Web page and app entries:
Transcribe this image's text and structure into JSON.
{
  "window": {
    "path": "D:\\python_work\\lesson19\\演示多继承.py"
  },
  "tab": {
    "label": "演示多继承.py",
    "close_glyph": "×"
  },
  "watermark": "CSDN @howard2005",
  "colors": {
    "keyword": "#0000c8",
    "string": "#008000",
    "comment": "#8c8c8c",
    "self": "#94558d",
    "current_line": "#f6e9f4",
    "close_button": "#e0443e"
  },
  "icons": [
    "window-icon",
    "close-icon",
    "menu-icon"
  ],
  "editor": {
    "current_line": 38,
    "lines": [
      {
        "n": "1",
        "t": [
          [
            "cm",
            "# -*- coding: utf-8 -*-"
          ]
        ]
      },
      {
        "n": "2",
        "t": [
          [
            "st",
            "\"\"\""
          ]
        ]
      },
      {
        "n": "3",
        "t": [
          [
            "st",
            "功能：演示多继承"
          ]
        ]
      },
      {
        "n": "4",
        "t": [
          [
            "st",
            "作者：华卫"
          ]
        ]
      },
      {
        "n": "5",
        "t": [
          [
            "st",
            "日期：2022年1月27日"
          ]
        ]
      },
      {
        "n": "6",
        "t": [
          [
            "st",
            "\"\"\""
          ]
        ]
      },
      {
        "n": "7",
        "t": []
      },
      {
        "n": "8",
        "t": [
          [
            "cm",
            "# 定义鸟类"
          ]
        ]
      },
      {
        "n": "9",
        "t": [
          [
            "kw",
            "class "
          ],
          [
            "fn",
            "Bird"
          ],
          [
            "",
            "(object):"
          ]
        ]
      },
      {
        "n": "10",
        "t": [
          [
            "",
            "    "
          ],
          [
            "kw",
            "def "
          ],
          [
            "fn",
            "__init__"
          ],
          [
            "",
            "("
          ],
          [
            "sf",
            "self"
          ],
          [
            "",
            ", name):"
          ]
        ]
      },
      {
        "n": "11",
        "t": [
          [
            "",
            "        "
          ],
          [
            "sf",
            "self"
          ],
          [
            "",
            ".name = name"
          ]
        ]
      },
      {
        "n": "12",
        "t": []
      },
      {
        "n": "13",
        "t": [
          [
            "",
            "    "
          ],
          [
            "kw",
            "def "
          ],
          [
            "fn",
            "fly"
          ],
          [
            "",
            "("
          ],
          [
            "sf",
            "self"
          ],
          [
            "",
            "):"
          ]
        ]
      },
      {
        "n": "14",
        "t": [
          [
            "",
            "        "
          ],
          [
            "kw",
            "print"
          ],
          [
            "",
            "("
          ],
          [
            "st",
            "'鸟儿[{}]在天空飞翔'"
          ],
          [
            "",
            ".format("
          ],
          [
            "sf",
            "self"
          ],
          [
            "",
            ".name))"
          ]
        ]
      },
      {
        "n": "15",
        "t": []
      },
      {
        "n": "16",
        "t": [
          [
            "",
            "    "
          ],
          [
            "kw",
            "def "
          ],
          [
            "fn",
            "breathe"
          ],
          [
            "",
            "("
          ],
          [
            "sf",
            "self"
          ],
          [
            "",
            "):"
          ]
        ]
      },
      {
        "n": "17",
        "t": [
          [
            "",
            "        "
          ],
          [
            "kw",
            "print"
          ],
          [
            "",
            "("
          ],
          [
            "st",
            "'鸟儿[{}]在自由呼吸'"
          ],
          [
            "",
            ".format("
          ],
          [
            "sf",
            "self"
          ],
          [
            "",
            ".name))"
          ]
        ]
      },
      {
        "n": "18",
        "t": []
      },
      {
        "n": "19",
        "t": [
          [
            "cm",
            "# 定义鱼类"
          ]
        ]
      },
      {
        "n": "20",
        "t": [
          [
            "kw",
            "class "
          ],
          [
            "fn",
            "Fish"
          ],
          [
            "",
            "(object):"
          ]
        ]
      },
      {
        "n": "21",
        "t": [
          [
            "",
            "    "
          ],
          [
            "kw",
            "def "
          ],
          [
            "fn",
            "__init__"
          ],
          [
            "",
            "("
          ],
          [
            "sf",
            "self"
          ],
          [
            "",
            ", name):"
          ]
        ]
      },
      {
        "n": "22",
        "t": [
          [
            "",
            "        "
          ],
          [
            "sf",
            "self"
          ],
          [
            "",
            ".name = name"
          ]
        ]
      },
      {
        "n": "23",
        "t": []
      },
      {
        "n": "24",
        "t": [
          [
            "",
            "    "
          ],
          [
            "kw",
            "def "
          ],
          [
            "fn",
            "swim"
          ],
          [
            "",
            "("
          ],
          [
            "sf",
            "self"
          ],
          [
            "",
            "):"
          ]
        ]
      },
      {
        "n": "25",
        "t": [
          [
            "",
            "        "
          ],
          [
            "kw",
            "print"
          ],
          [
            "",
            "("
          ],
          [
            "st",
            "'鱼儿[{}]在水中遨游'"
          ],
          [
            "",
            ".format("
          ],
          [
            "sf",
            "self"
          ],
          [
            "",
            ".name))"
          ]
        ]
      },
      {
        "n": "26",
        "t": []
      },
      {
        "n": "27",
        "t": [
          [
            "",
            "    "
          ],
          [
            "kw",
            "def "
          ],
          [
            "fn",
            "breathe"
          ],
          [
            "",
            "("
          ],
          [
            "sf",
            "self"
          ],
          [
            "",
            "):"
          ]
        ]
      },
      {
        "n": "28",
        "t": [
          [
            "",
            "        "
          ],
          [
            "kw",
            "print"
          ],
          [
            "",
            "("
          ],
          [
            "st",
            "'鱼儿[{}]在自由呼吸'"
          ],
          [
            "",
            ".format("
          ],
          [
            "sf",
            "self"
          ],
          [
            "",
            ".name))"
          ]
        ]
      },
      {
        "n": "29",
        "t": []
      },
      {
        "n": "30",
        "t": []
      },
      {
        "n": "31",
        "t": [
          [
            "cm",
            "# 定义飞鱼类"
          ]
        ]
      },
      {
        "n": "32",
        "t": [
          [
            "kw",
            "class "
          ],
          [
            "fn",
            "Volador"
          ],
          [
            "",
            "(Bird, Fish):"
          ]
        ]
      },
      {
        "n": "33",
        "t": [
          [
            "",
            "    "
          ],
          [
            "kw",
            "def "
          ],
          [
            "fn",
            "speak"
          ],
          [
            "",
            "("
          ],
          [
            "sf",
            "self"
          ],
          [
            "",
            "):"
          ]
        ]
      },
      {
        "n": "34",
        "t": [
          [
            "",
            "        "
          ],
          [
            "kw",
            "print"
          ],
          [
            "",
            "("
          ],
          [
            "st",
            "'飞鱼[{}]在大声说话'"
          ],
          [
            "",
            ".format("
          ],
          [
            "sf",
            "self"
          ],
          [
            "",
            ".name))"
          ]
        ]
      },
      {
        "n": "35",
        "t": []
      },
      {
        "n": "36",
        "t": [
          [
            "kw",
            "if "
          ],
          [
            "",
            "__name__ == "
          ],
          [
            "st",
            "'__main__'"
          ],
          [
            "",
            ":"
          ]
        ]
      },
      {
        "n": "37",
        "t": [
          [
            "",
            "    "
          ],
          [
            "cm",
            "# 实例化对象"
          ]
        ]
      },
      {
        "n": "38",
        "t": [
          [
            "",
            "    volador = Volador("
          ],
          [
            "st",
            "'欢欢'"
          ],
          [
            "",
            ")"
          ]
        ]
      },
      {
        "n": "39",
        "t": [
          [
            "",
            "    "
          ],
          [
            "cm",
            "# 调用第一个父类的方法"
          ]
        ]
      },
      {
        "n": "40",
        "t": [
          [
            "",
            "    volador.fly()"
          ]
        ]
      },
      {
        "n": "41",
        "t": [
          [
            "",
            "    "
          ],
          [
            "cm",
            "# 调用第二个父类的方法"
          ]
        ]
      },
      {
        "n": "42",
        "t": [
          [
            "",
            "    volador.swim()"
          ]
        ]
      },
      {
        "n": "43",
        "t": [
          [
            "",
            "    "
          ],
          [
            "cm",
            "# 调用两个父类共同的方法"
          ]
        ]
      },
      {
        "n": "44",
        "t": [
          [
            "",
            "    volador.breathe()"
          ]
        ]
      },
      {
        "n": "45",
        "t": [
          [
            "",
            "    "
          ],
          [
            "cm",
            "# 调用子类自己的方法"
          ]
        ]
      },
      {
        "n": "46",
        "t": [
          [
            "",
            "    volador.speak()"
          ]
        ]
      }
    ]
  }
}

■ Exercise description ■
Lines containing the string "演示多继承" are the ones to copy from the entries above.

■ Solution to this problem ■
    "path": "D:\\python_work\\lesson19\\演示多继承.py"
    "label": "演示多继承.py",
            "功能：演示多继承"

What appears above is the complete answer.